Records ▸
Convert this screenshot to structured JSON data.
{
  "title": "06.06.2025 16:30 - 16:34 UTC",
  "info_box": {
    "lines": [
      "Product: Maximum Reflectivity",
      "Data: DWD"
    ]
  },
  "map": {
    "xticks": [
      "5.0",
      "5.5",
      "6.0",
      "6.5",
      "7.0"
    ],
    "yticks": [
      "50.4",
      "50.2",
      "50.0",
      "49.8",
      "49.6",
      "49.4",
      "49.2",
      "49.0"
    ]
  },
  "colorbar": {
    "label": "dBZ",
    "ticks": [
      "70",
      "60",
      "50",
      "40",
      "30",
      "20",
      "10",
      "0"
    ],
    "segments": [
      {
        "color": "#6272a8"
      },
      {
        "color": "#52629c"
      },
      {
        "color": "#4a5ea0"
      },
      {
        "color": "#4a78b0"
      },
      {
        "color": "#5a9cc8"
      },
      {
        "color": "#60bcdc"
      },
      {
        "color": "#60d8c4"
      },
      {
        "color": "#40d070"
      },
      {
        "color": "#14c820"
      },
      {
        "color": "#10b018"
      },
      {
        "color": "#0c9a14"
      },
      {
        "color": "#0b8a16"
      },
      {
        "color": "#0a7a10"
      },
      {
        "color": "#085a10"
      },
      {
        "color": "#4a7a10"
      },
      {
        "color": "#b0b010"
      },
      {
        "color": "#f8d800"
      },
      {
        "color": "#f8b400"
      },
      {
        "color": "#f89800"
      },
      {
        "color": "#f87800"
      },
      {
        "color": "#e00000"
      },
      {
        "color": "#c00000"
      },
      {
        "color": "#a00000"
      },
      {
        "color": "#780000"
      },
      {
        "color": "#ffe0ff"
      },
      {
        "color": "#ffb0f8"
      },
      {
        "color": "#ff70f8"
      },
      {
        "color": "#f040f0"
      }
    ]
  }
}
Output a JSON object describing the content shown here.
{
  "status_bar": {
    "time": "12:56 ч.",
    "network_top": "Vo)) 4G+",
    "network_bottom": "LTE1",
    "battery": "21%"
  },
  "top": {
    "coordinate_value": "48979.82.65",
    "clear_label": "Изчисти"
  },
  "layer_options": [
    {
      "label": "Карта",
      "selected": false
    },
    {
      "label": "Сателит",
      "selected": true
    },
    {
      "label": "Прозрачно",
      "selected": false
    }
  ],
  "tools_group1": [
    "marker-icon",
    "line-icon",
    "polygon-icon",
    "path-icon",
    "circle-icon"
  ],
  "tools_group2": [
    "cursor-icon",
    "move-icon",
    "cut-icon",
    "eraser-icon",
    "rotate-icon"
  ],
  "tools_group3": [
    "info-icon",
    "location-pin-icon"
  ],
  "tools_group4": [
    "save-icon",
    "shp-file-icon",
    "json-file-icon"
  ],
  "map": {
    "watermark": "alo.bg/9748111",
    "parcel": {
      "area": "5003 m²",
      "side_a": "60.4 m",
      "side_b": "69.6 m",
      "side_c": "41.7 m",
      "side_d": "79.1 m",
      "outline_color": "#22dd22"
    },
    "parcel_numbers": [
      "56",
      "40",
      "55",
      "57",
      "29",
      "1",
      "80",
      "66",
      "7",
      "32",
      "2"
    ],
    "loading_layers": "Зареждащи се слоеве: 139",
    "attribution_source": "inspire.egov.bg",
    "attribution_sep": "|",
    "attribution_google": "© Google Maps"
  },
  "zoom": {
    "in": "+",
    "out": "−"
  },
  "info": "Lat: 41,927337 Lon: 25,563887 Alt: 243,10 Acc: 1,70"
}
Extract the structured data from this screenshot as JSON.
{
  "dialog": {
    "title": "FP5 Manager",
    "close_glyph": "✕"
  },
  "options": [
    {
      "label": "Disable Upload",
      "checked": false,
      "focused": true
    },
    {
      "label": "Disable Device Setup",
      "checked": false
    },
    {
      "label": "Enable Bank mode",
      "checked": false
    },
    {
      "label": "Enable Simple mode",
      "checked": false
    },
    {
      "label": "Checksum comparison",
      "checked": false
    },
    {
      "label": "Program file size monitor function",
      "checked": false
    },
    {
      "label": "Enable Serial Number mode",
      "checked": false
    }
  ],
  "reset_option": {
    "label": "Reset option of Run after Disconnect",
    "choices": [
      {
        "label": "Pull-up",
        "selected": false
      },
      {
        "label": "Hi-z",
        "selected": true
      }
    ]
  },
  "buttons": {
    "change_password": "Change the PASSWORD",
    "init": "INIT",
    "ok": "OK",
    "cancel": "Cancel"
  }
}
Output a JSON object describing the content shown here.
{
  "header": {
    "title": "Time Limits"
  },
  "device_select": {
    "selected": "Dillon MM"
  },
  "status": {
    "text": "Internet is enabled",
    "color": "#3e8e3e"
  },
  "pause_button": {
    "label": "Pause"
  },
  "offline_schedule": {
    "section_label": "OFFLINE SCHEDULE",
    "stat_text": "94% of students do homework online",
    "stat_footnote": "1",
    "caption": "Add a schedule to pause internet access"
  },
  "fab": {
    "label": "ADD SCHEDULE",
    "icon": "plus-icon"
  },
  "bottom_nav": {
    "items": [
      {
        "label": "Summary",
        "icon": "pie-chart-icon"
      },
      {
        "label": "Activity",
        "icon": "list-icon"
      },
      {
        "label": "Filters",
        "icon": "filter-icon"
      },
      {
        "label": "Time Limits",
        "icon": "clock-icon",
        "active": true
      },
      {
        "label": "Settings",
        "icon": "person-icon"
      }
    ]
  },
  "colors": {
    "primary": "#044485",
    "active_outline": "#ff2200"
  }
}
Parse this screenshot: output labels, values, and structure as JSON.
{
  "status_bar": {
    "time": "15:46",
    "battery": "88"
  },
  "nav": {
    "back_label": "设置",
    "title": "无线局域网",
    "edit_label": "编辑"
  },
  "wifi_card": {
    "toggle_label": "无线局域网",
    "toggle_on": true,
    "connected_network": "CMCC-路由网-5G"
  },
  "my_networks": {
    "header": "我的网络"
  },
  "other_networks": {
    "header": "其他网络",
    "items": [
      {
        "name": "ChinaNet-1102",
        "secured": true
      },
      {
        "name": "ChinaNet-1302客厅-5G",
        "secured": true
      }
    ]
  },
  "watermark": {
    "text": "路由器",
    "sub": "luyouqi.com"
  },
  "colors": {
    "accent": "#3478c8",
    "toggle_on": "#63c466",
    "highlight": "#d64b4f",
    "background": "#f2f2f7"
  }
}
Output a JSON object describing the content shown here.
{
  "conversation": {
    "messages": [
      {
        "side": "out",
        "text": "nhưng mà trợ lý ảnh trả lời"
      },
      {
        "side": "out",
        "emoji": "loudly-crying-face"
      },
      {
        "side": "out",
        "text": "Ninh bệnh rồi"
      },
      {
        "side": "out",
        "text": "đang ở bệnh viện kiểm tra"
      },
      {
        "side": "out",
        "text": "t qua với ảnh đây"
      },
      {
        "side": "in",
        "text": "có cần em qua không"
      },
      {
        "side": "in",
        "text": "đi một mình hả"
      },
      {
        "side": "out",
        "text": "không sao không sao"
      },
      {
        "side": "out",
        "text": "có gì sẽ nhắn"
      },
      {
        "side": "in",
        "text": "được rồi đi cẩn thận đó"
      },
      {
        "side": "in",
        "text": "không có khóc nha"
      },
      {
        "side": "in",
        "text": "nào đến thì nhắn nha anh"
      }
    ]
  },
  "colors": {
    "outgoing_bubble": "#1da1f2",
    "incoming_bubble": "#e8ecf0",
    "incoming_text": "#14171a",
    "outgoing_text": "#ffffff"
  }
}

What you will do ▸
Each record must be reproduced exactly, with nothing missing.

Exercise result ▸
Convert this screenshot to structured JSON data.
{
  "title": "06.06.2025 16:30 - 16:34 UTC",
  "info_box": {
    "lines": [
      "Product: Maximum Reflectivity",
      "Data: DWD"
    ]
  },
  "map": {
    "xticks": [
      "5.0",
      "5.5",
      "6.0",
      "6.5",
      "7.0"
    ],
    "yticks": [
      "50.4",
      "50.2",
      "50.0",
      "49.8",
      "49.6",
      "49.4",
      "49.2",
      "49.0"
    ]
  },
  "colorbar": {
    "label": "dBZ",
    "ticks": [
      "70",
      "60",
      "50",
      "40",
      "30",
      "20",
      "10",
      "0"
    ],
    "segments": [
      {
        "color": "#6272a8"
      },
      {
        "color": "#52629c"
      },
      {
        "color": "#4a5ea0"
      },
      {
        "color": "#4a78b0"
      },
      {
        "color": "#5a9cc8"
      },
      {
        "color": "#60bcdc"
      },
      {
        "color": "#60d8c4"
      },
      {
        "color": "#40d070"
      },
      {
        "color": "#14c820"
      },
      {
        "color": "#10b018"
      },
      {
        "color": "#0c9a14"
      },
      {
        "color": "#0b8a16"
      },
      {
        "color": "#0a7a10"
      },
      {
        "color": "#085a10"
      },
      {
        "color": "#4a7a10"
      },
      {
        "color": "#b0b010"
      },
      {
        "color": "#f8d800"
      },
      {
        "color": "#f8b400"
      },
      {
        "color": "#f89800"
      },
      {
        "color": "#f87800"
      },
      {
        "color": "#e00000"
      },
      {
        "color": "#c00000"
      },
      {
        "color": "#a00000"
      },
      {
        "color": "#780000"
      },
      {
        "color": "#ffe0ff"
      },
      {
        "color": "#ffb0f8"
      },
      {
        "color": "#ff70f8"
      },
      {
        "color": "#f040f0"
      }
    ]
  }
}
Output a JSON object describing the content shown here.
{
  "status_bar": {
    "time": "12:56 ч.",
    "network_top": "Vo)) 4G+",
    "network_bottom": "LTE1",
    "battery": "21%"
  },
  "top": {
    "coordinate_value": "48979.82.65",
    "clear_label": "Изчисти"
  },
  "layer_options": [
    {
      "label": "Карта",
      "selected": false
    },
    {
      "label": "Сателит",
      "selected": true
    },
    {
      "label": "Прозрачно",
      "selected": false
    }
  ],
  "tools_group1": [
    "marker-icon",
    "line-icon",
    "polygon-icon",
    "path-icon",
    "circle-icon"
  ],
  "tools_group2": [
    "cursor-icon",
    "move-icon",
    "cut-icon",
    "eraser-icon",
    "rotate-icon"
  ],
  "tools_group3": [
    "info-icon",
    "location-pin-icon"
  ],
  "tools_group4": [
    "save-icon",
    "shp-file-icon",
    "json-file-icon"
  ],
  "map": {
    "watermark": "alo.bg/9748111",
    "parcel": {
      "area": "5003 m²",
      "side_a": "60.4 m",
      "side_b": "69.6 m",
      "side_c": "41.7 m",
      "side_d": "79.1 m",
      "outline_color": "#22dd22"
    },
    "parcel_numbers": [
      "56",
      "40",
      "55",
      "57",
      "29",
      "1",
      "80",
      "66",
      "7",
      "32",
      "2"
    ],
    "loading_layers": "Зареждащи се слоеве: 139",
    "attribution_source": "inspire.egov.bg",
    "attribution_sep": "|",
    "attribution_google": "© Google Maps"
  },
  "zoom": {
    "in": "+",
    "out": "−"
  },
  "info": "Lat: 41,927337 Lon: 25,563887 Alt: 243,10 Acc: 1,70"
}
Extract the structured data from this screenshot as JSON.
{
  "dialog": {
    "title": "FP5 Manager",
    "close_glyph": "✕"
  },
  "options": [
    {
      "label": "Disable Upload",
      "checked": false,
      "focused": true
    },
    {
      "label": "Disable Device Setup",
      "checked": false
    },
    {
      "label": "Enable Bank mode",
      "checked": false
    },
    {
      "label": "Enable Simple mode",
      "checked": false
    },
    {
      "label": "Checksum comparison",
      "checked": false
    },
    {
      "label": "Program file size monitor function",
      "checked": false
    },
    {
      "label": "Enable Serial Number mode",
      "checked": false
    }
  ],
  "reset_option": {
    "label": "Reset option of Run after Disconnect",
    "choices": [
      {
        "label": "Pull-up",
        "selected": false
      },
      {
        "label": "Hi-z",
        "selected": true
      }
    ]
  },
  "buttons": {
    "change_password": "Change the PASSWORD",
    "init": "INIT",
    "ok": "OK",
    "cancel": "Cancel"
  }
}
Output a JSON object describing the content shown here.
{
  "header": {
    "title": "Time Limits"
  },
  "device_select": {
    "selected": "Dillon MM"
  },
  "status": {
    "text": "Internet is enabled",
    "color": "#3e8e3e"
  },
  "pause_button": {
    "label": "Pause"
  },
  "offline_schedule": {
    "section_label": "OFFLINE SCHEDULE",
    "stat_text": "94% of students do homework online",
    "stat_footnote": "1",
    "caption": "Add a schedule to pause internet access"
  },
  "fab": {
    "label": "ADD SCHEDULE",
    "icon": "plus-icon"
  },
  "bottom_nav": {
    "items": [
      {
        "label": "Summary",
        "icon": "pie-chart-icon"
      },
      {
        "label": "Activity",
        "icon": "list-icon"
      },
      {
        "label": "Filters",
        "icon": "filter-icon"
      },
      {
        "label": "Time Limits",
        "icon": "clock-icon",
        "active": true
      },
      {
        "label": "Settings",
        "icon": "person-icon"
      }
    ]
  },
  "colors": {
    "primary": "#044485",
    "active_outline": "#ff2200"
  }
}
Parse this screenshot: output labels, values, and structure as JSON.
{
  "status_bar": {
    "time": "15:46",
    "battery": "88"
  },
  "nav": {
    "back_label": "设置",
    "title": "无线局域网",
    "edit_label": "编辑"
  },
  "wifi_card": {
    "toggle_label": "无线局域网",
    "toggle_on": true,
    "connected_network": "CMCC-路由网-5G"
  },
  "my_networks": {
    "header": "我的网络"
  },
  "other_networks": {
    "header": "其他网络",
    "items": [
      {
        "name": "ChinaNet-1102",
        "secured": true
      },
      {
        "name": "ChinaNet-1302客厅-5G",
        "secured": true
      }
    ]
  },
  "watermark": {
    "text": "路由器",
    "sub": "luyouqi.com"
  },
  "colors": {
    "accent": "#3478c8",
    "toggle_on": "#63c466",
    "highlight": "#d64b4f",
    "background": "#f2f2f7"
  }
}
Output a JSON object describing the content shown here.
{
  "conversation": {
    "messages": [
      {
        "side": "out",
        "text": "nhưng mà trợ lý ảnh trả lời"
      },
      {
        "side": "out",
        "emoji": "loudly-crying-face"
      },
      {
        "side": "out",
        "text": "Ninh bệnh rồi"
      },
      {
        "side": "out",
        "text": "đang ở bệnh viện kiểm tra"
      },
      {
        "side": "out",
        "text": "t qua với ảnh đây"
      },
      {
        "side": "in",
        "text": "có cần em qua không"
      },
      {
        "side": "in",
        "text": "đi một mình hả"
      },
      {
        "side": "out",
        "text": "không sao không sao"
      },
      {
        "side": "out",
        "text": "có gì sẽ nhắn"
      },
      {
        "side": "in",
        "text": "được rồi đi cẩn thận đó"
      },
      {
        "side": "in",
        "text": "không có khóc nha"
      },
      {
        "side": "in",
        "text": "nào đến thì nhắn nha anh"
      }
    ]
  },
  "colors": {
    "outgoing_bubble": "#1da1f2",
    "incoming_bubble": "#e8ecf0",
    "incoming_text": "#14171a",
    "outgoing_text": "#ffffff"
  }
}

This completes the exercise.